For every line in the data below that contains "chevron", copy the line.
========================
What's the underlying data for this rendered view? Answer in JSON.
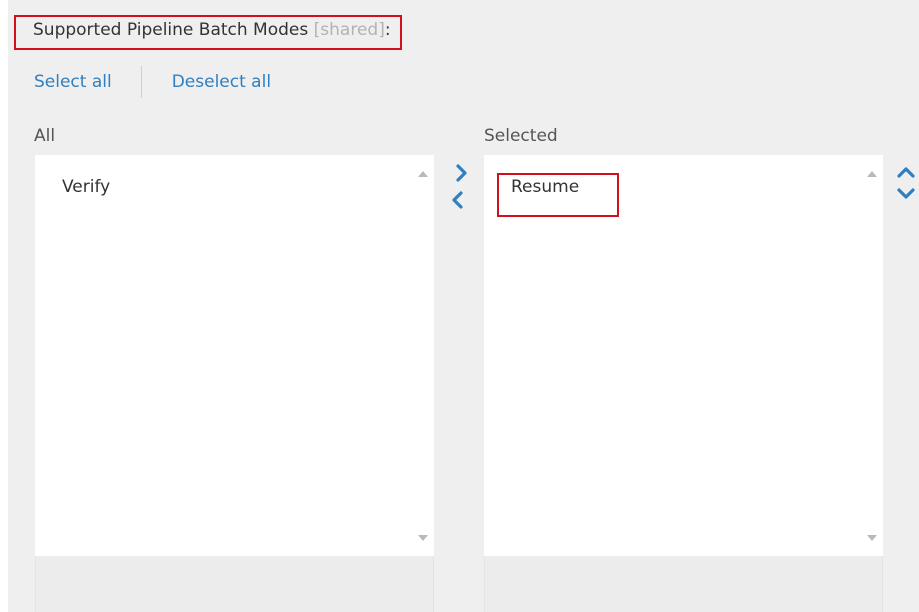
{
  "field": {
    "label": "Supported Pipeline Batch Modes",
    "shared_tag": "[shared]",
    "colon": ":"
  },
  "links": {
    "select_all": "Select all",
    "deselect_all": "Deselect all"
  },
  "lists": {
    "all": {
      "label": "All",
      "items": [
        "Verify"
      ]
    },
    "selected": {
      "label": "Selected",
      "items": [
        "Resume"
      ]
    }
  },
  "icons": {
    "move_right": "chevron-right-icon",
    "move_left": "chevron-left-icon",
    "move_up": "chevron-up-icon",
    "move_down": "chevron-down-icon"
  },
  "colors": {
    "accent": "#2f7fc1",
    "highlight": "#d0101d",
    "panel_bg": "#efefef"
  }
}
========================
--- Result of this exercise ---
    "move_right": "chevron-right-icon",
    "move_left": "chevron-left-icon",
    "move_up": "chevron-up-icon",
    "move_down": "chevron-down-icon"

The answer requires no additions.